__What to produce__:
Down to the last character, repeat the data that follows.

Items from an interface collection:
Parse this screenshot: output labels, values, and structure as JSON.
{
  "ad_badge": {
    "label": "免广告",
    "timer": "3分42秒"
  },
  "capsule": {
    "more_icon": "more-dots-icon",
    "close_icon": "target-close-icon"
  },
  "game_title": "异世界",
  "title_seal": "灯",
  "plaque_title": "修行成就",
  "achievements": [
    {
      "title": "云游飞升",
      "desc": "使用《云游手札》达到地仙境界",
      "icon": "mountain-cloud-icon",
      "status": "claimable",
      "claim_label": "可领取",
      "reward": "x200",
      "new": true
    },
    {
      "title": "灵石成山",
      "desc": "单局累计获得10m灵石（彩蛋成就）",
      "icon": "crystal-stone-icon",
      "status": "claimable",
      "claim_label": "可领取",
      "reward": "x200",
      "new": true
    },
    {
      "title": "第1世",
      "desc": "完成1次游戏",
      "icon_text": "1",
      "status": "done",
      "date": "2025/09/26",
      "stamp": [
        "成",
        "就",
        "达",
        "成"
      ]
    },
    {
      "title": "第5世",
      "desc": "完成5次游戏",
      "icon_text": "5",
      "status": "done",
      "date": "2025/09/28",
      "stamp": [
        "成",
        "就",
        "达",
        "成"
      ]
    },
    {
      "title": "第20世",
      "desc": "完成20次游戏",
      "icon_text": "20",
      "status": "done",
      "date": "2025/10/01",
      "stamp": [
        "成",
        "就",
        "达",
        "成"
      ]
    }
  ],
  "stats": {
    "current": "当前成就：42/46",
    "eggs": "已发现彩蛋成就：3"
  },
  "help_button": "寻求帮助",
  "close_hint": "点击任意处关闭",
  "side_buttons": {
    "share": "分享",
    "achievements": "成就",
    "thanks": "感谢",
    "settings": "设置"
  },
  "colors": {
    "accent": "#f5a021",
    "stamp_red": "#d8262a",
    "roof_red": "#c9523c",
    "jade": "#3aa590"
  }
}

__Your response__:
Parse this screenshot: output labels, values, and structure as JSON.
{
  "ad_badge": {
    "label": "免广告",
    "timer": "3分42秒"
  },
  "capsule": {
    "more_icon": "more-dots-icon",
    "close_icon": "target-close-icon"
  },
  "game_title": "异世界",
  "title_seal": "灯",
  "plaque_title": "修行成就",
  "achievements": [
    {
      "title": "云游飞升",
      "desc": "使用《云游手札》达到地仙境界",
      "icon": "mountain-cloud-icon",
      "status": "claimable",
      "claim_label": "可领取",
      "reward": "x200",
      "new": true
    },
    {
      "title": "灵石成山",
      "desc": "单局累计获得10m灵石（彩蛋成就）",
      "icon": "crystal-stone-icon",
      "status": "claimable",
      "claim_label": "可领取",
      "reward": "x200",
      "new": true
    },
    {
      "title": "第1世",
      "desc": "完成1次游戏",
      "icon_text": "1",
      "status": "done",
      "date": "2025/09/26",
      "stamp": [
        "成",
        "就",
        "达",
        "成"
      ]
    },
    {
      "title": "第5世",
      "desc": "完成5次游戏",
      "icon_text": "5",
      "status": "done",
      "date": "2025/09/28",
      "stamp": [
        "成",
        "就",
        "达",
        "成"
      ]
    },
    {
      "title": "第20世",
      "desc": "完成20次游戏",
      "icon_text": "20",
      "status": "done",
      "date": "2025/10/01",
      "stamp": [
        "成",
        "就",
        "达",
        "成"
      ]
    }
  ],
  "stats": {
    "current": "当前成就：42/46",
    "eggs": "已发现彩蛋成就：3"
  },
  "help_button": "寻求帮助",
  "close_hint": "点击任意处关闭",
  "side_buttons": {
    "share": "分享",
    "achievements": "成就",
    "thanks": "感谢",
    "settings": "设置"
  },
  "colors": {
    "accent": "#f5a021",
    "stamp_red": "#d8262a",
    "roof_red": "#c9523c",
    "jade": "#3aa590"
  }
}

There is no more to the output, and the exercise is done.